Things I learned after writing tests for JS and HTML page

2019-01-12 · 14 min read

In recent weeks, I want to learn about writing tests using Jest, Mocha or other stuffs. Unfortunately, I don't have any React apps that want to test these days but I have chances to figure out how to test HTML page with pure JavaScript.

I found most tutorials are using Jest with React or other JavaScript frameworks. Is it really possible to test HTML page with Jest? Yes!

How to start

View the demo here for my sample HTML page. Just a simple page to fetch JSON, show a list based on it and a button to show/hide translations.

In your root folder, create a package.json like this, and run npm install in console.

{
    "scripts": {
        "test": "jest --watch",
        "coverage": "jest --coverage"
    },
    "devDependencies": {
        "jest": "^23.6.0"
    }
}

When you finished, you can start testing your app! Create a file <YOUR-FILENAME>.spec.js and start testing like:

const fs = require('fs');
const path = require('path');
const html = fs.readFileSync(path.resolve(__dirname, '../index.html'), 'utf8');

jest
    .dontMock('fs');

describe('button', function () {
    beforeEach(() => {
        document.documentElement.innerHTML = html.toString();
    });

    afterEach(() => {
        // restore the original func after test
        jest.resetModules();
    });

    it('button exists', function () {
        expect(document.getElementById('disable')).toBeTruthy();
    });
});

Save it and run npm test!

View my GitHub here for codes

What I learned

1. Difference between testing HTML and React page

In React, you can use Enzyme to shallow the component and get state for testing. But in HTML and JavaScript page, the only thing you can test is the classes, content and function output. When you are used to test by states, it might be not so convenient to test HTML page.

As pure JS did not export anything for Jest to test, you also need to add this at the end:

if (typeof exports !== 'undefined') {
    module.exports = {
        getItem,
        setItems,
        triggerItem
    };
}

Then Jest can import/export functions for testing.

For HTML, you cannot directly import it like React component. You need to add this snippet before tests, to import the whole HTML:

const fs = require('fs');
const path = require('path');
const html = fs.readFileSync(path.resolve(__dirname, '../index.html'), 'utf8');

jest
    .dontMock('fs');

or write inline HTML inside tests. For example:

const html = document.createElement('div');
html.innerHTML = `<div class="lang-grid" id="language">This is a sample</div>`;
document.body.appendChild(div);

2. Special way to test asynchronous code

It is still easy to test basic thing, like checking the menu button will appear in mobile view using Jest. Like:

    it('menu button exists', function () {
        expect(document.getElementById('menu-btn')).toBeTruthy();
    });

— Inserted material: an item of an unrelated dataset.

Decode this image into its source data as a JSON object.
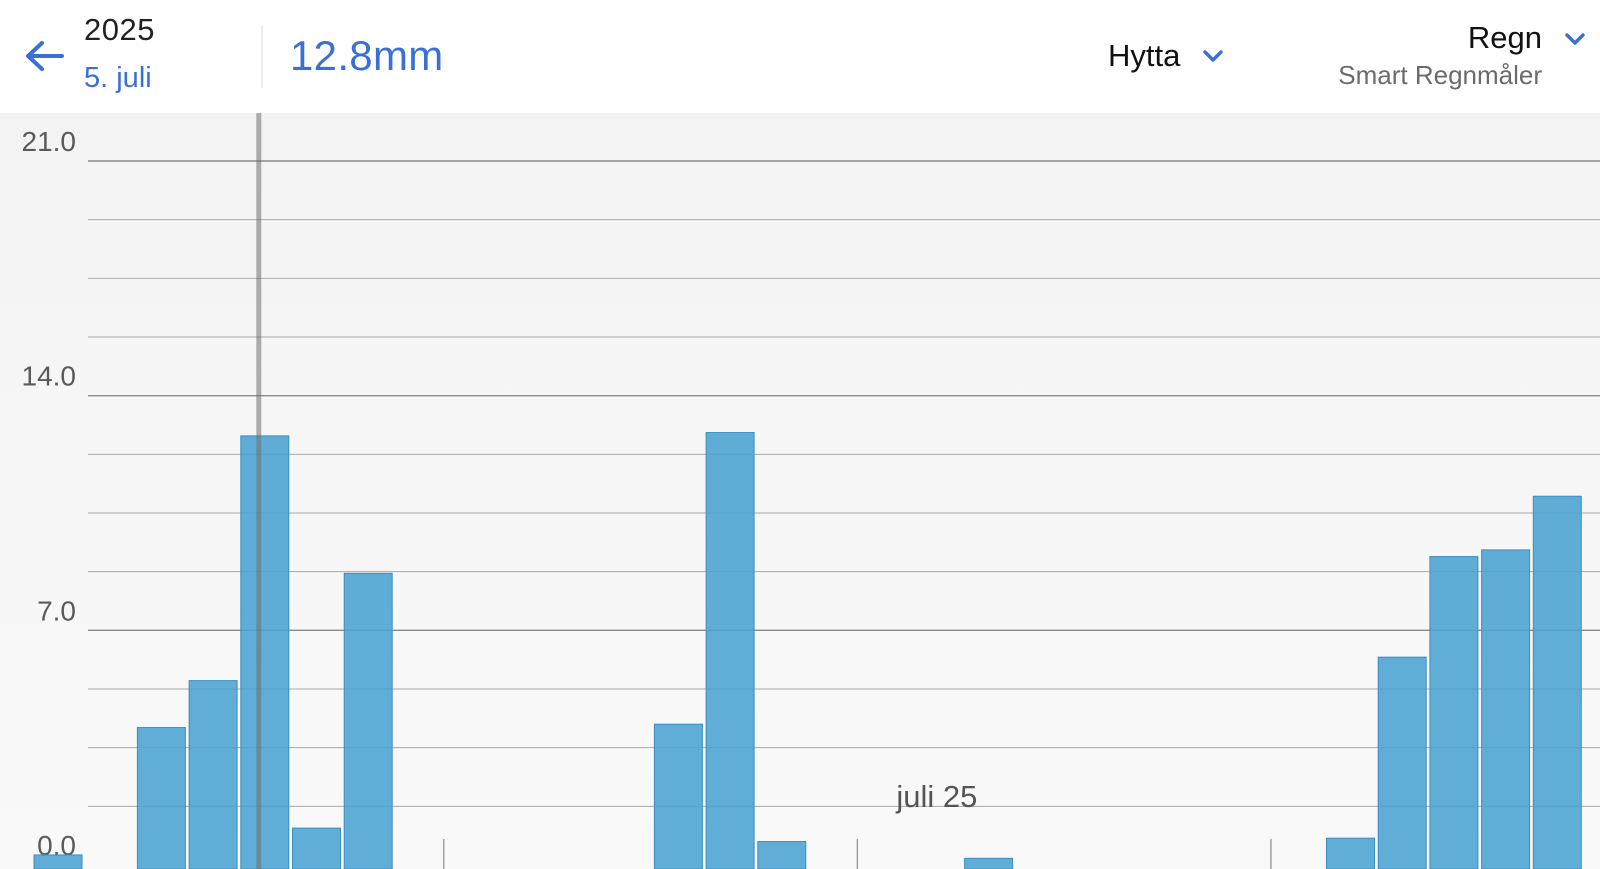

But for asynchronous code, like Promise, you need to use different approach.

The most important thing is to add done() in each test.


    it('get same items from json', function (done) {
        fetch.mockResponse(JSON.stringify(json))
        const {getItem} = require('../scripts/main.js');

        getItem().then(res => {
            expect(res).toEqual([{
                "phase": "Entschuldigung!",
                "trans": "Excuse me. [as in may I have your attention]."
            },
            {
                "phase": "Sprechen Sie Englisch?",
                "trans": "Do you speak English?"
            }])

            expect(res.length).toEqual(2);
            done();
        })
        .catch(err => console.log(err))
    });

Just like what Jest documentation said, it is important to add done() in the test. Otherwise, it may have wrong results.

After you added done(), it will wait till your async call to be resolved and get the expected result.


3. Check coverage using Jest

Jest has built-in coverage function, you can call it using jest --coverage. Then you can see your reports in coverage/lcov-report/index.html. The chart is very useful and inform you which code have not tested.

Coverage tool (Why it is not 100% in branches? Because I skipped the test of exporting module statement at the end. )

I have not use coverage tool before, that's why I am motivated when I saw my code changed from red to green!


Is testing fun?

Well, it may not be fun, but surely is satisfactory when I saw my code changed from RED to GREEN.

Do you have any suggestions to my flow? Or any ideas on testing? Feel free to drop me a line here :)



Written by Yuki Cheung

Hey there, I am Yuki! I'm a front-end software engineer who's passionate about both coding and gaming.

When I'm not crafting code, you'll often find me immersed in the worlds of Fire Emblem and The Legend of Zelda—those series are my absolute favorites! Lately, I've been delving into the fascinating realm of AI-related topics too.